8 tablespoons lemon juice (fresh!)
7 cups blackberries
4 cups granulated white sugar
2 tbsp grated apple peel (really pack it in there!)
1 apple, chopped into inch-sized chunks, with the peel on
Follow directions above, share, enjoy!
Zingy Blueberry Jam
Yields about 4 cups of jam.
This one was easy for me to think of. I’ve recently become addicted to blueberries, and have always loved juicy nectarines, so the two together, I thought would make a nice contrast, with the addition of lemon zest, to add some texture, along with the punchy flavour of the juice that lightened up the whole thing. This recipe actually drove me crazy, because of the acidity/sugar level of blueberries, and after 3 or 4 sheeting and plate tests I threw in some apple cores to cause the jam to set, and release a little apple juice. My poor boss, whose house is covered in tax receipt paperwork, also happens to be a fantastic pastry connoisseur, so she received a jar of this, as she probably has lots of wonderful treats to smear it on at home. Who couldn’t use a little happiness in a jar?

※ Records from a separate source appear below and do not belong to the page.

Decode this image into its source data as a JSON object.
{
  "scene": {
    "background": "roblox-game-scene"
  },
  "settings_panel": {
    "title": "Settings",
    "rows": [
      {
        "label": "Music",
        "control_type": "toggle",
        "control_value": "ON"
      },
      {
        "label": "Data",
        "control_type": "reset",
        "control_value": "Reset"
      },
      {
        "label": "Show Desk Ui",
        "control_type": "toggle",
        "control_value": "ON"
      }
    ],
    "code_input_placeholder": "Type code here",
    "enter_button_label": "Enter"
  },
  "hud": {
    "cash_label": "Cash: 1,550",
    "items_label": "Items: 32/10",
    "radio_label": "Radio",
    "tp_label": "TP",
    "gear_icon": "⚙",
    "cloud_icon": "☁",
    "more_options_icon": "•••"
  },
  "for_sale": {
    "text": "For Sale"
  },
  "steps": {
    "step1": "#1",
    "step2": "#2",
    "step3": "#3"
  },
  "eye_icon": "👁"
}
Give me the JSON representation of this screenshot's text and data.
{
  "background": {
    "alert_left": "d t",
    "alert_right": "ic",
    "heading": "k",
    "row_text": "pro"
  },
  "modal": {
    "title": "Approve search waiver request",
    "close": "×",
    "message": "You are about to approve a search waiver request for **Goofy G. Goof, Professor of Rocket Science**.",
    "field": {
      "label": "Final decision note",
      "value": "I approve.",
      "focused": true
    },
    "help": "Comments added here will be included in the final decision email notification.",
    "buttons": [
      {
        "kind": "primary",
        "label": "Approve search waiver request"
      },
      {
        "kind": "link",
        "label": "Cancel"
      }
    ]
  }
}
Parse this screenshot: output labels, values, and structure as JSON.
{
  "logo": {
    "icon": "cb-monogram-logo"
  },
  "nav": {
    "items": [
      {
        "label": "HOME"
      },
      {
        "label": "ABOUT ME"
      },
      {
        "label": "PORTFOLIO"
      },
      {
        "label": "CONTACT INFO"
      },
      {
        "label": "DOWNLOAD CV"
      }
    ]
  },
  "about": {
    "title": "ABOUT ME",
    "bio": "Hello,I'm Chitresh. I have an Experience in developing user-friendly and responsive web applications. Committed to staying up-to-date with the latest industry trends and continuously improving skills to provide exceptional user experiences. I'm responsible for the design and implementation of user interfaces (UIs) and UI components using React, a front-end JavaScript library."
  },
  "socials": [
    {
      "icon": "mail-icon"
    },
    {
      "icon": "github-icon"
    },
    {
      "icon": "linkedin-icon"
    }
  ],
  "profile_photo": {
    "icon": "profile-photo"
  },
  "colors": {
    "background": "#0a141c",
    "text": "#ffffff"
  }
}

5 cups blueberries
1 cup chopped nectarine, with the skin on (try 1-inch chunks)
4 cups sugar
2 tbsp grated lemon zest (pack it in, and use the big grater. Tiny wisps will disappear! )
4 tbsp lemon juice (fresh!)
2 apple cores (de-seeded)
Follow directions above, with blueberries in place of blackberries, nectarine in place of apple, and as soon as you add the sugar in and melt it all down, throw in the zest, juice, and cores. Remove the cores before jarring, of course, as soon as the jam gets pretty jam-like.
- When buying jars, you have to rip open the packages and inspect all the lids, jars and bands. I had to make two trips back to stores to return jars because after taking them home, I discovered that some bands were dented, or there were chips in the jar mouths, all of which could result in improper sealing. Not only were staff less helpful than I hoped that they would be, when I had to look for jars to exchange, the size I needed were all gone, aah! If store staff ask what you’re doing, tell them (very nicely) that you just want to ensure that you don’t have to make a frustrating trip back, because your friend did. Also, don’t buy used jars. They could have hairline cracks or other problems that you can’t see, in case the previous owner dinged them by accident.
- Have everything ready ahead of time. I ain’t kidding. It was different for me, because I was experimenting with these recipes, and thought I had enough of everything ready, but ended up grating, chopping, and juicing like a madwoman to see these things through when the recipes needed a little more of this or that.
- Don’t cheap out on sub-par equipment or produce, and really do your homework if you plan to become a mad food scientist in order to crank out some monster creations like I did. You don’t want anybody to become sick!
- Read the links that I provided earlier on here. They were really helpful to me, especially Pick Your Own, and another, Ball’s Fresh Preserving. Looking at the websites from jar companies, like Ball, Mason and Bernardin, From reading so many different sites, books, and guidelines, I have noticed that some of them have differences, like times for boiling (10 minutes at sea level seems to be a popular answer from lots of reputable sources), things to add (some lean toward more acid as a preservative, some lean toward waaaay more sugar), but you will be able to figure it out. If canning is something that you hope to try more than once, the research is definitely worth it!
- Don’t boil your stuff for too long.
- Don’t burn yourself! Seriously.
I hope this has been a helpful post for you guys. It’s been two weeks, and I’ve already made jam, tomato sauce, fruit butters, and other things, so if anyone wants to show up at my place with baguettes and cheese, I’m more than happy to pop open a jar!